The Difficult Student

Most group classes have what I like to call the Difficult Student. It’s the one who’s always playing with their cell phone in class, or who is chronically 30 minutes late, or who thinks they know better than the teacher, or is in some other way disruptive of the class dynamic.

I knew my Difficult Student (hereafter referred to as DS) would be a problem from the first day of the semester, when I was calling on individual students for answers to an exercise:

Me: Carolina, do you have the answer to number 3?

DS (Not Carolina): Number 3 is “he was running”! Past continuous!

Carolina looked rather taken aback. I suppressed an impulse to say, “Is your name Carolina?” to DS; it seemed childish, and DS is in his 50s. Taking a deep breath, I moved on:

Me: Felipe, can you tell me your thoughts on the article?

DS (also not Felipe): Well, teacher, I think that bla bla bla bla bla…

DS doesn’t seem to understand that it is a group, not an individual class. He repeatedly tries to monopolize my time and attention, sometimes interrupting other students (or even me) to make a comment that may or may not have anything to do with the topic at hand.

Here’s another classic:

Me: Please discuss the questions in exercise 5 with your partner. [Pairs up students]

DS: [Literally turning his back on his partner and talking to me instead] I have very strong opinion on this topic! I believe that –

Me: Wait! Please speak with your partner, who is Nelson.

DS: [Still directed at me] I believe that social responsibility is so important because –

Me: Yes! Tell your belief to your partner. [Leaves the room]

Pretty much every time I give a task that involves partners, I have to leave the room, otherwise DS thinks his permanent partner is me.

This incident, however, trumped them all:

Last month, DS was absent from 3 classes in a row. Thank God, I thought to myself as each class ran smoothly, Maybe he’s dropped out of the course. 

No such luck – the fourth week he was back, sitting in his typical seat (the one closest to me). This is what ensued:

Me: Let’s begin class. Today we’re going to talk about –

DS: Teacher! Did Reception tell you about me?!?

Me: …no, they didn’t.

DS: Well. Three weeks ago, I had a very bad cold, so I stayed home. Then the next week I missed class because I had to have some polyps removed from my rectum…

Me: [turns to face the board so as not to burst out laughing. He did not just say that in front of six classmates…!]
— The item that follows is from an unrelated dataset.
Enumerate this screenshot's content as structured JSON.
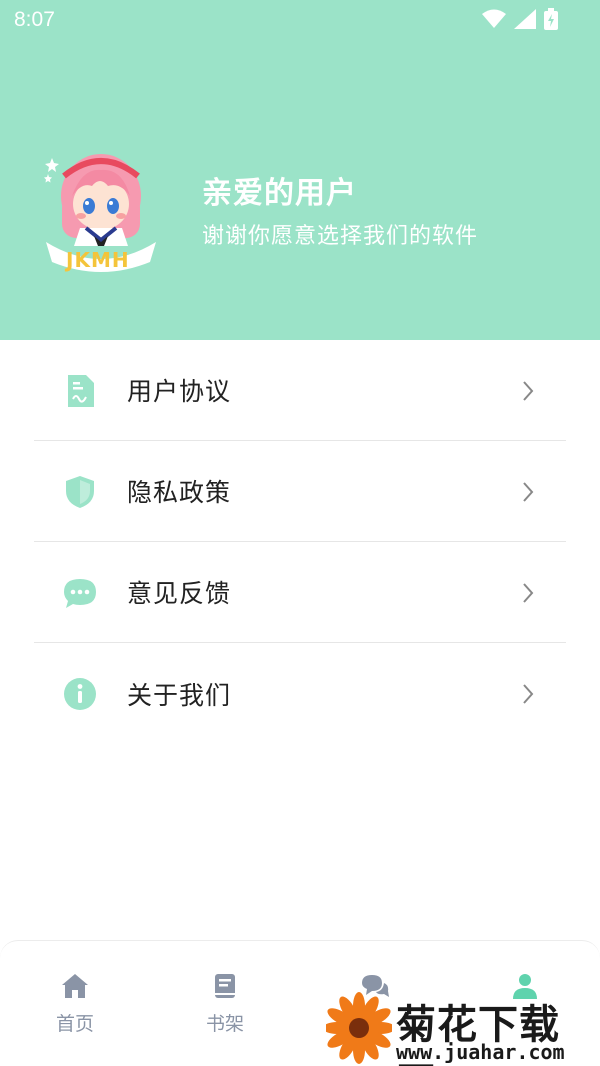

DS: …but fortunately they were not malignant. Then last week was my birthday. So I missed class because of two bad reasons and one good!

Me: Well, happy birthday, and welcome back.

Why, oh why couldn’t he have dropped the course???

  • Lori McHugh